These spreadsheets will be located in different departments, business units and even countries. Initially at least, as institutions start their CECL journey, there may be different versions, formats and definitions. This provides ample scope for the emergence of spreadsheet risk further down the implantation and reporting path.
2. Risk Assess those spreadsheets
Having a systematic risk assessment model for Current Expected Credit Loss allows people across the business to agree objectively which are the spreadsheets that require the closest scrutiny. This can form the basis of an effective CECL project implementation model, as well as serving to develop the risk management, audit and governance framework to which institutions now have to adhere.
It also ensures that the risk management focus is targeted at the right areas, rather than having the effort dissipated through assessing too many of the wrong spreadsheets.
3. Monitor and audit CECL spreadsheets
The final stage is to closely monitor your key CECL spreadsheets, to identify changes to them and their potential impact to the results and the wider business. It is important that changes to the spreadsheets – to formulas, data sources, individual worksheets and macros for example – can be easily identified, as they can have a material impact on the final CECL results, as well as the project implementation. Equally the absence of approved changes need to be easily identified, to ensure that the project remains on track.
How Spreadsheets Are Key to CECL
Given the current timescales and the challenge of developing the new models – coupled with the difficulties of making changes to complex enterprise systems – anecdotal evidence suggests that banking and lending institutions will have little option but to resort to the use of spreadsheet models.
To calculate CECL, these spreadsheets tend to have complex calculations, spread across a number of workbooks and dependent on data from external sources and applications. This spreadsheet modelling gives rise to significant spreadsheet risk to the CECL calculation process.
Due to the complexity of CECL calculations, and the current widespread use of spreadsheets to deliver them, institutions are having to invest in spreadsheet management platforms to identify and control the relevant spreadsheets.
All spreadsheets included in this framework are monitored to ensure transparency around the changes being made to each of the spreadsheet models to ensure no errors or omissions occur that, if undetected, would compromise the CECL data, models and final results.

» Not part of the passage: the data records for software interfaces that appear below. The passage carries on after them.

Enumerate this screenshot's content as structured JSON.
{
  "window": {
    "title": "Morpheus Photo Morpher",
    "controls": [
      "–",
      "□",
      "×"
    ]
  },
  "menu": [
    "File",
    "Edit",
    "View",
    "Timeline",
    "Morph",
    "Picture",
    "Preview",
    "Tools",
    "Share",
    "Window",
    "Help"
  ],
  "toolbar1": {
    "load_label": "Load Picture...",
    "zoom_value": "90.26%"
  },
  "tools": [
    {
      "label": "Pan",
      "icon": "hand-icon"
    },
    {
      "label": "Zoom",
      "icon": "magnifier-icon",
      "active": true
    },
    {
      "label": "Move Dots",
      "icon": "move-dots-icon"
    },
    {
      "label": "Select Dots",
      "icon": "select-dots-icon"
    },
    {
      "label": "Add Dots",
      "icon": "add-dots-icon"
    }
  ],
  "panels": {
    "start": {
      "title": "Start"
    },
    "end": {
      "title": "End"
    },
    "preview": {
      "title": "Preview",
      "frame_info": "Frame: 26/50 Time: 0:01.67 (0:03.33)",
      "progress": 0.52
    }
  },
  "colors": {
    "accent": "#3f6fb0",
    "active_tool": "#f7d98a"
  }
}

This approach allows institutions to harness the power, flexibility, and familiarity of spreadsheets to adhere to CECL, while also ensuring they meet the governance and audit standards required. It helps reduce the implementation risks and timescales of their CECL project, while also reducing the scope for reputational, commercial and regulatory issues that may emerge from a complex set of requirements.